The Kentucky Derby – America’s most famous horse race, which typically draws 150,000 spectators to the venerable Churchill Downs track – will be held this year with fans in the stands, officials said Thursday.
“The Rose Race”, normally contested on the first Saturday in May, had to be postponed to September 5 due to the coronavirus pandemic, and Churchill Downs president Kevin Flanery said Thursday that he had been in consultation with Kentucky Governor Andy. Beshear and state health officials over the decision to bring spectators back to the track that day.
“We are going to have Derby Week with fans,” Flanery told reporters at Churchill Downs in Louisville, Kentucky. “It’s going to be a different experience. It’s a different year. “
Flanery did not give a specific number when asked how many fans would be allowed inside Churchill Downs that day, when the world’s best 3-year-old horses galloped 1 1/4 miles in a race called “The two most exciting minutes in sport”. ”
He would only say that there will be “reduced capacity throughout the facility.”
The race normally draws around 150,000 spectators – around 60,000 of them in permanent reserved seats, the rest in general admission.
Race officials hope to reduce general admission by more than 60% and reduce the number of reserved seats by up to 50%.
All 60,000 reserved seats have already been purchased, and the track hopes to get enough voluntary returns to reach its goal.
Let our news respond to your inbox. The news and stories that matter, delivered in the morning on weekdays.
“We are in the process of contacting each of these seat holders to discuss their interest in participating: do they still want the seats? Churchill Downs spokesperson Darren Rogers told NBC News on Thursday.
General admission holders on September 5 will be kept in the interior field of Churchill Downs. In normal years, a GA ticket could also have access to a large part of the first floor of the establishment.
The entire facility at Churchill Downs is 1.6 million square feet, and Flanery said he believed fans could safely attend. But he added that plans for September 5 are still being worked out.
“We will continue to be agile,” he said. “We will adapt to the facts as they are right now. But we have to make plans. “
Kentucky is among the states that have reached the World Health Organization’s recommended positivity rate of 5% or less to move forward. Kentucky’s seven-day key rate was 3.82% Thursday morning.
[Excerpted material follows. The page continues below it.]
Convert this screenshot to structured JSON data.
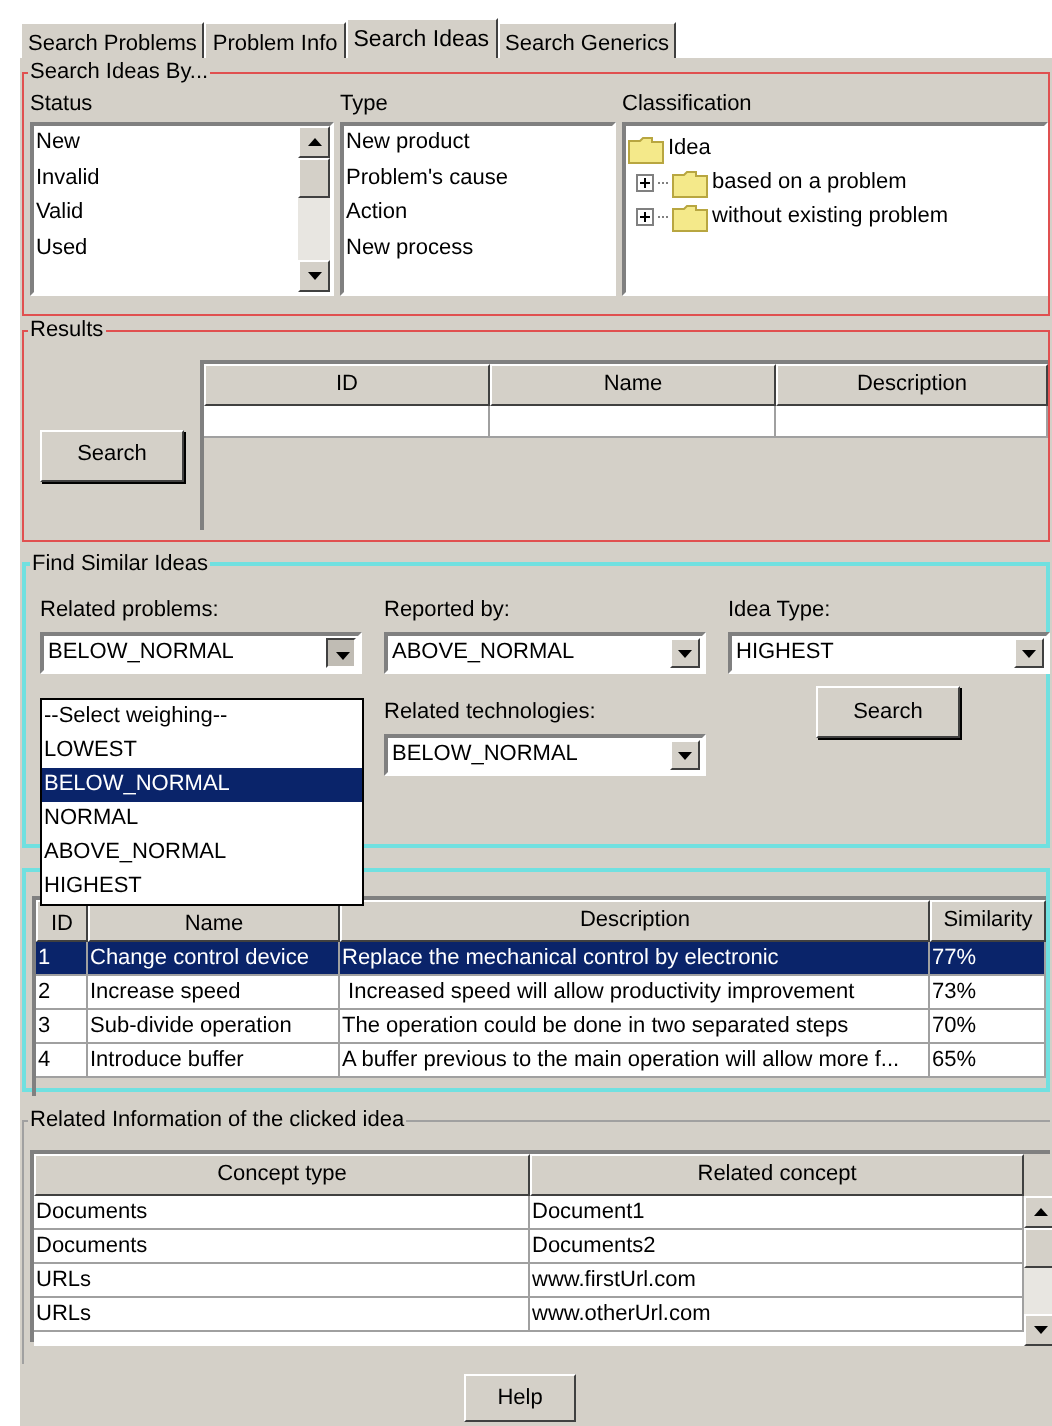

The state is also in the bottom half in terms of deaths and infections per capita.
The governor has declared that the runway plans are acceptable.
“Churchill Downs has submitted a comprehensive plan to the state government which guarantees that the Kentucky Derby will be very different this year, (but the changes) will help protect the health and safety of every Kentuckian, which is my number one priority. “He told the Louisville Courier-Journal.
Other changes fans will see at Churchill Downs that day, officials say, will include:
- The “chef’s table” buffets are eliminated and the points of sale of other food products will be distributed.
- All tickets will be mobile, to limit contact between fans and employees.
- The lines at the betting windows will have markers to keep fans away and internet access will be increased to make it easier for participants to place bets via mobile phones.
- All employees will wear masks and some will wear gloves, while fans will also be asked to cover their faces.
But Flanery stopped making masks mandatory for fans.
“We will encourage everyone to wear the mask,” he said. “We are going to work with people. We will encourage them to do so. We will gently remind people. “
The Kentucky Derby is usually the first of three races in the Triple Crown horse race, followed by the Preakness and the Belmont Stakes.
This year, the Belmont Stakes were organized first. Tiz the Law won last Saturday, in front of empty stands at Belmont Park in Queens, New York.
The Preakness at the Pimlico Race Course in Baltimore has been postponed to October 3.